**EXERCISE INSTRUCTIONS**: Check every line of the records below for the string "highlighted" and copy the ones that have it.

**SUPPLIED DATA**:
• • • • •

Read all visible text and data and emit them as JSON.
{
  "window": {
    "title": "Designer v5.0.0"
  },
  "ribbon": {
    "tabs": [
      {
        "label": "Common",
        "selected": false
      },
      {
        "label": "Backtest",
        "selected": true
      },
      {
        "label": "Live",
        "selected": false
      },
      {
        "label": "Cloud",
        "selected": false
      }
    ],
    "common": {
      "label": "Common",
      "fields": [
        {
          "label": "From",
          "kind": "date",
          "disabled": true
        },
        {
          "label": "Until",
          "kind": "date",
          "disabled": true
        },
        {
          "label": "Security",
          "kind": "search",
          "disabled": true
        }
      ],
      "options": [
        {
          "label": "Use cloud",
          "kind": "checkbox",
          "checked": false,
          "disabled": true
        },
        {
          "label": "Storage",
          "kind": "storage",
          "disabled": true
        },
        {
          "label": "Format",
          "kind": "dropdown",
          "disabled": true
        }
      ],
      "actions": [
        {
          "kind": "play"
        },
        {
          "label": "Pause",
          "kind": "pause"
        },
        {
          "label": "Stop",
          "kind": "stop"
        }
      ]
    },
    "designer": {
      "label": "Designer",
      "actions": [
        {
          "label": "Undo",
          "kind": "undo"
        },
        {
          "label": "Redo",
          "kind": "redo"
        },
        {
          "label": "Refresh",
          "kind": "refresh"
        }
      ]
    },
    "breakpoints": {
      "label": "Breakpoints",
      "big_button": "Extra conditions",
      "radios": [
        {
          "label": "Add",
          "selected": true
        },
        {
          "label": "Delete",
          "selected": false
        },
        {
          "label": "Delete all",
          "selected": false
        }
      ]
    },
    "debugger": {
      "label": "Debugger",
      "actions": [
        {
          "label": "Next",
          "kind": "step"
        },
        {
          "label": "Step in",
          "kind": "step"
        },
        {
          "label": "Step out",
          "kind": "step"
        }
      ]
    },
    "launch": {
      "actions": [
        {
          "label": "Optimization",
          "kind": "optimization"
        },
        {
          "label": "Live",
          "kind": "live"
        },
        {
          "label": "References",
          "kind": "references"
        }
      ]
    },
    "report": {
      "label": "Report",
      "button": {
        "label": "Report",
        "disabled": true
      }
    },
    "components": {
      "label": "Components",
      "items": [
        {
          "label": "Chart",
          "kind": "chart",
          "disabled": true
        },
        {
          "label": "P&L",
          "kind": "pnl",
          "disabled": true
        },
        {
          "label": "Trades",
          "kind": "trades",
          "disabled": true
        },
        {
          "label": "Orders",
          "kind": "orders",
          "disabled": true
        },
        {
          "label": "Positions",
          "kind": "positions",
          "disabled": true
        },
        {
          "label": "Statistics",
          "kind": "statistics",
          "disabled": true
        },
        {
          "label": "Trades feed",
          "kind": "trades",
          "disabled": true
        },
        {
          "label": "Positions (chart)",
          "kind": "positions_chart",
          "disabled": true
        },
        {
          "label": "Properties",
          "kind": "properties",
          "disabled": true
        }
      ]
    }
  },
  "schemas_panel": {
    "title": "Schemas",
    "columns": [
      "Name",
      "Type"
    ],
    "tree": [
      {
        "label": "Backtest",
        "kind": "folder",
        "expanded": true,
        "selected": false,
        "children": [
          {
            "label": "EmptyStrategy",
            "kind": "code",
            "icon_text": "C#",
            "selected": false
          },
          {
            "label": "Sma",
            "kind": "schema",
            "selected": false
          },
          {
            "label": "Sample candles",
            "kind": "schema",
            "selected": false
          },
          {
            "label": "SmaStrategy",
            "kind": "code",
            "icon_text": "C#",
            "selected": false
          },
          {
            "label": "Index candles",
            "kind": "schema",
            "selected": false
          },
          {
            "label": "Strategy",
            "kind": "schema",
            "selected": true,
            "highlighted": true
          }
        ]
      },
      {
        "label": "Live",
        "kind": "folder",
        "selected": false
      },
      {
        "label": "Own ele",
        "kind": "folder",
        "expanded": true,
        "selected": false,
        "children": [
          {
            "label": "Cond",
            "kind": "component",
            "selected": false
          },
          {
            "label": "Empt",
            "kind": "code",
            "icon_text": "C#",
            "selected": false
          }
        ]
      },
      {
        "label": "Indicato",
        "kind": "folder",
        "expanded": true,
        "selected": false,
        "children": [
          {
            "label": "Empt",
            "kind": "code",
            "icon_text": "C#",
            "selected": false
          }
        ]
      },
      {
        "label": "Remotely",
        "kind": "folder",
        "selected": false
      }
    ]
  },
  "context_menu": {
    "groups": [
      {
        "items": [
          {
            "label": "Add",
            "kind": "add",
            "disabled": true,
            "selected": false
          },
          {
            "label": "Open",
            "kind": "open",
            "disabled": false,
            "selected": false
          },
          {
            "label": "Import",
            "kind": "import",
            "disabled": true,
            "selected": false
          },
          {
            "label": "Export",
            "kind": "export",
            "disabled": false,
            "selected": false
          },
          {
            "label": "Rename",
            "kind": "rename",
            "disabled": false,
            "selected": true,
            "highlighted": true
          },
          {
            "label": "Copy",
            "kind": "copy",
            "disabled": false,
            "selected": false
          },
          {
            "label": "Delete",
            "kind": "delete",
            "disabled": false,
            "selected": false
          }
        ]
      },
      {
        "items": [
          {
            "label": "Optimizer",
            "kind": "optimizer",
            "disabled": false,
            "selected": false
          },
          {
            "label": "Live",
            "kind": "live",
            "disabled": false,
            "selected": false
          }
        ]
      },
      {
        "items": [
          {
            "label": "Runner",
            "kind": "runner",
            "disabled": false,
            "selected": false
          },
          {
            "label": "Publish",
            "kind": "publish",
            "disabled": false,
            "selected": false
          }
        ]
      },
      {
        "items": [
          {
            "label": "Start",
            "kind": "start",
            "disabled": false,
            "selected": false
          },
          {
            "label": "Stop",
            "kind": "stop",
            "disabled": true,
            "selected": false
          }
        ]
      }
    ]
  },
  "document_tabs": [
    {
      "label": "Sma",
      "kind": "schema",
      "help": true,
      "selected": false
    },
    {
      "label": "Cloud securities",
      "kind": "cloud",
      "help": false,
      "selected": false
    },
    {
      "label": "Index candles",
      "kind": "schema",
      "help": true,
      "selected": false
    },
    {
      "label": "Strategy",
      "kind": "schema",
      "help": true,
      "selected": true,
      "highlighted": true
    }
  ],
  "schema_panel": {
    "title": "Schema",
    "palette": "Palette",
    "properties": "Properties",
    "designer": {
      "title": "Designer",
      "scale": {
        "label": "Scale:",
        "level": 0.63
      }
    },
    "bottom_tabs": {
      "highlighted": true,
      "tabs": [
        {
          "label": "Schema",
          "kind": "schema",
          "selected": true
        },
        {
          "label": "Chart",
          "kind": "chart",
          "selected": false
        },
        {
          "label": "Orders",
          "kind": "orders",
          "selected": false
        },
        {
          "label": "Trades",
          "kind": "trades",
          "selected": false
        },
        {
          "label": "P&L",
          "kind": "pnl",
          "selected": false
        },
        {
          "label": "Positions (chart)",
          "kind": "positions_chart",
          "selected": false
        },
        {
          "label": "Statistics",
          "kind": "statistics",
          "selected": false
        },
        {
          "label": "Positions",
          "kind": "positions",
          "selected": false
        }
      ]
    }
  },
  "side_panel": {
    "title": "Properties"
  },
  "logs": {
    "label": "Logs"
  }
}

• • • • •

**ANSWER AREA**:
            "highlighted": true
            "highlighted": true
      "highlighted": true
      "highlighted": true,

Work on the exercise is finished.